Resolved help desk tickets are a gold mine of useful information. This is especially the case when the help desk ticket pertains to a common problem that affects multiple users. The information in help desk tickets can be used to create content in the knowledge base so the help desk team and end users can both benefit from the solutions discovered solving those tickets.
Leverage Help Desk Software to Manage the External Knowledge Base
Selecting the right help desk software can make managing your knowledge base easier. Track-It! help desk software can help with this task by providing functionality for a self-service web portal that external users can access and search for self-service solutions as well as a mechanism for restricting internal articles to access only by help desk technicians. Track-It! also allows searching the contents of help desk tickets themselves in addition to the knowledge base which can help technicians find solutions to more obscure problems more quickly. This type of functionality can greatly benefit any help desk team.
Define Technical Terms When They’re Unavoidable in External Knowledge Base Articles

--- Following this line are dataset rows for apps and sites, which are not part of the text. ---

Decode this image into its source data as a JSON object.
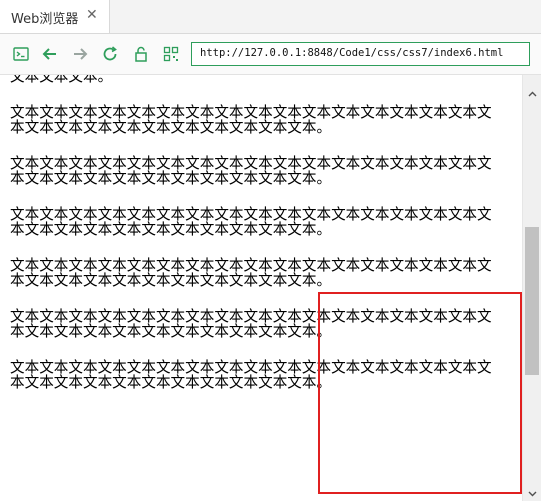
{
  "tab": {
    "title": "Web浏览器",
    "close": "✕"
  },
  "toolbar": {
    "icons": [
      "terminal-icon",
      "back-arrow-icon",
      "forward-arrow-icon",
      "reload-icon",
      "lock-icon",
      "qr-grid-icon"
    ],
    "url": "http://127.0.0.1:8848/Code1/css/css7/index6.html"
  },
  "content": {
    "paragraphs": [
      "文本文本文本。",
      "文本文本文本文本文本文本文本文本文本文本文本文本文本文本文本文本文本文本文本文本文本文本文本文本文本文本文本。",
      "文本文本文本文本文本文本文本文本文本文本文本文本文本文本文本文本文本文本文本文本文本文本文本文本文本文本文本。",
      "文本文本文本文本文本文本文本文本文本文本文本文本文本文本文本文本文本文本文本文本文本文本文本文本文本文本文本。",
      "文本文本文本文本文本文本文本文本文本文本文本文本文本文本文本文本文本文本文本文本文本文本文本文本文本文本文本。",
      "文本文本文本文本文本文本文本文本文本文本文本文本文本文本文本文本文本文本文本文本文本文本文本文本文本文本文本。",
      "文本文本文本文本文本文本文本文本文本文本文本文本文本文本文本文本文本文本文本文本文本文本文本文本文本文本文本。"
    ]
  },
  "colors": {
    "accent": "#2e9e5b",
    "annotation": "#e02020"
  }
}
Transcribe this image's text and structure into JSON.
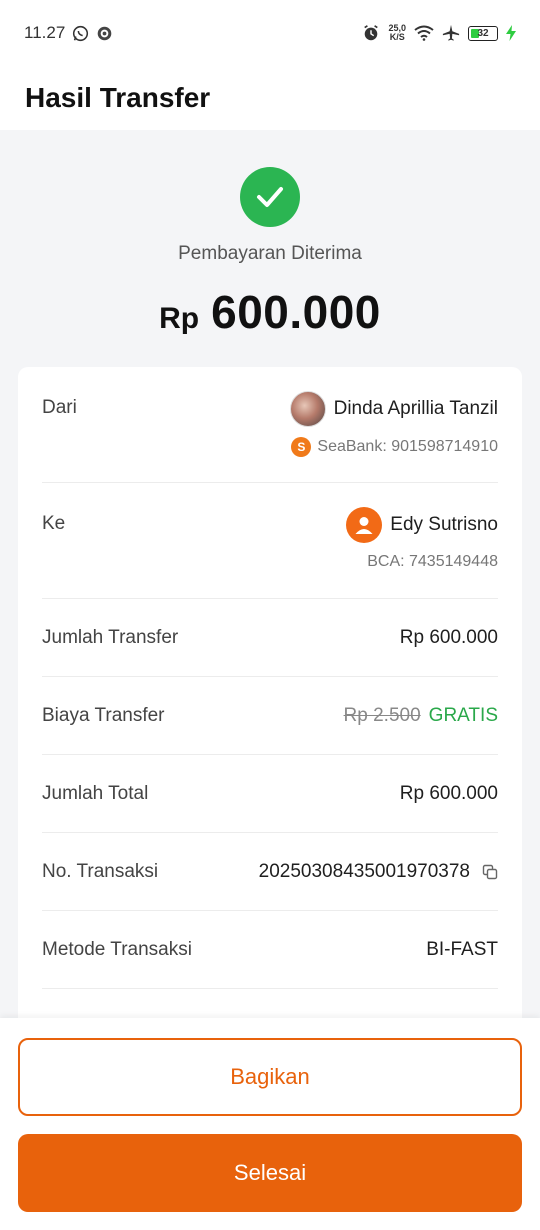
{
  "statusbar": {
    "time": "11.27",
    "speed_value": "25,0",
    "speed_unit": "K/S",
    "battery": "32"
  },
  "header": {
    "title": "Hasil Transfer"
  },
  "result": {
    "status": "Pembayaran Diterima",
    "currency": "Rp",
    "amount": "600.000"
  },
  "details": {
    "from": {
      "label": "Dari",
      "name": "Dinda Aprillia Tanzil",
      "bank": "SeaBank: 901598714910"
    },
    "to": {
      "label": "Ke",
      "name": "Edy Sutrisno",
      "bank": "BCA: 7435149448"
    },
    "transfer_amount": {
      "label": "Jumlah Transfer",
      "value": "Rp 600.000"
    },
    "fee": {
      "label": "Biaya Transfer",
      "original": "Rp 2.500",
      "value": "GRATIS"
    },
    "total": {
      "label": "Jumlah Total",
      "value": "Rp 600.000"
    },
    "transaction_no": {
      "label": "No. Transaksi",
      "value": "20250308435001970378"
    },
    "method": {
      "label": "Metode Transaksi",
      "value": "BI-FAST"
    }
  },
  "actions": {
    "share_label": "Bagikan",
    "done_label": "Selesai"
  },
  "colors": {
    "accent": "#e8620c",
    "success": "#2bb552",
    "free": "#2aa84a"
  }
}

When it comes to technical terms in the external knowledge base, it’s best to err on the side of caution and avoid them when possible. When using alternative terms or language is not possible, technical terms must be clearly explained so that less technical users can understand their meaning. Sometimes this will provide new and useful information to an end-user. It is critical for the user to understand the terminology or it may cause confusion and prevent them from being able to follow the article. In most cases, a few sentences will suffice to explain a term or acronym. When this is not the case, consider creating a separate short article for the term in question and then a link to that article can be included whenever necessary. If an article being targeted for the external knowledge base contains too many technical terms, that may be a red flag that the article is really not meant for end user consumption. When this happens, simply flipping the article from a public article to a private one for helpdesk users only is usually the best option. A good knowledge base system should allow you to easily flip articles from public to private and vice versa.
Proofread Articles and Proofread Them Again

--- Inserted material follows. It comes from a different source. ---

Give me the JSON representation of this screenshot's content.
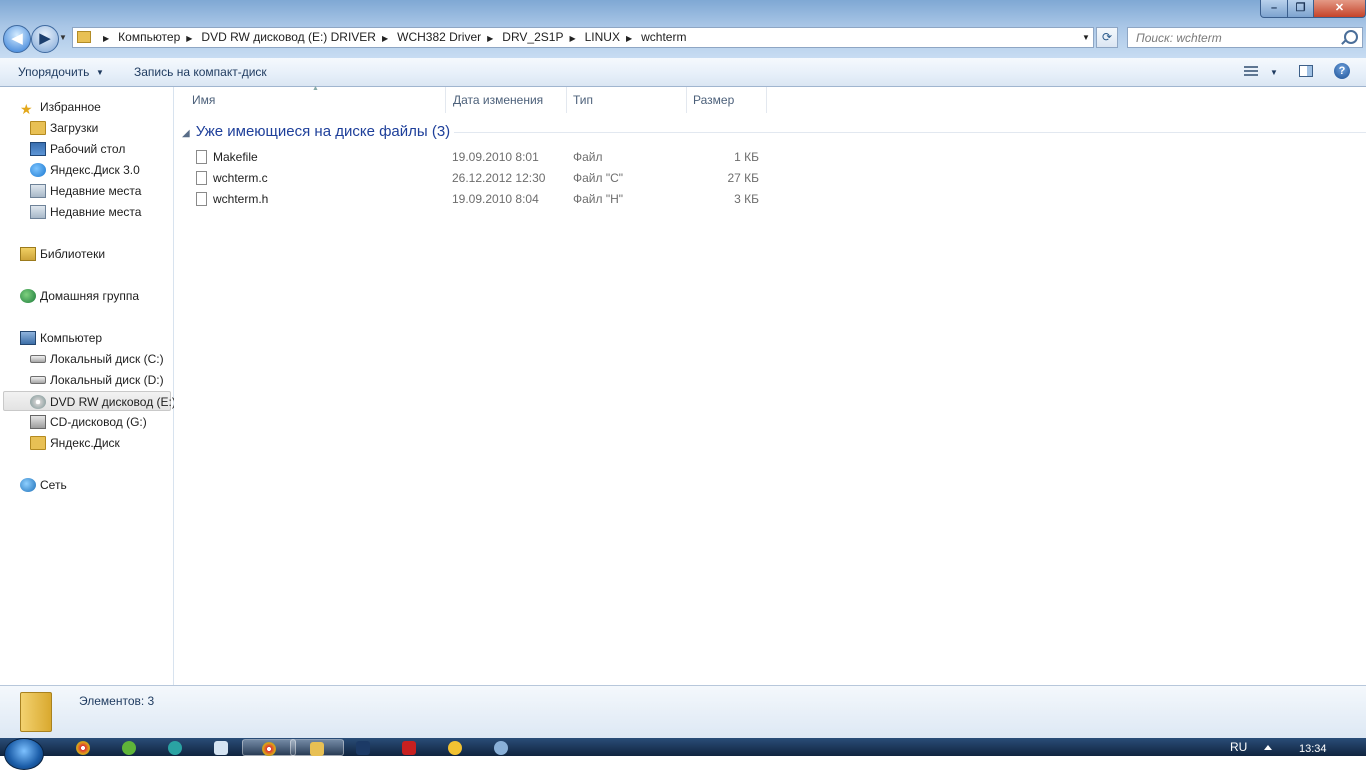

There is a significant difference between stripping out excessive technical jargon from an article and neglecting proper syntax and punctuation. Before publishing an article for your knowledge base, be sure to proofread it at least twice for misspelled words, incorrect punctuation, overall flow, and other potential problems. It is also a good idea to have someone technical review the article for technical correctness. If the article is meant for the external end user knowledge base, it is a good idea to have a non technical user review the solution to see if they are able understand the steps and follow them. Having the correct technical information is critical for every knowledge base article to be useful but if the reader is constantly distracted by grammar or spelling errors, that can also greatly detract from its usefulness. Poor quality articles can also cause users to lose faith in the knowledge base in general and lead to users not utilizing the resource at all. If users don’t use the knowledge base, all the time and effort creating, reviewing and updating the articles is wasted effort and the potential time savings for the help desk staff from having a high quality knowledge base will never be realized. It is critical that the content be written carefully, using proper grammar, correct punctuation, and be reviewed regularly to ensure the content is up to date.
A well-maintained knowledge base is a priceless asset for the help desk as well as the entire organization. Recording common problems, actions, and knowledge for future access reduces the time that help desk technicians spend solving the same problems in the future. Making the information easy to access for end users gives them the ability to troubleshoot many of their own issues which saves them and the help desk time. Track-It! help desk software provides multiple functions that simplify a help desk team’s effort to create, publish and maintain a successful knowledge base and can help you optimize your help desk operation.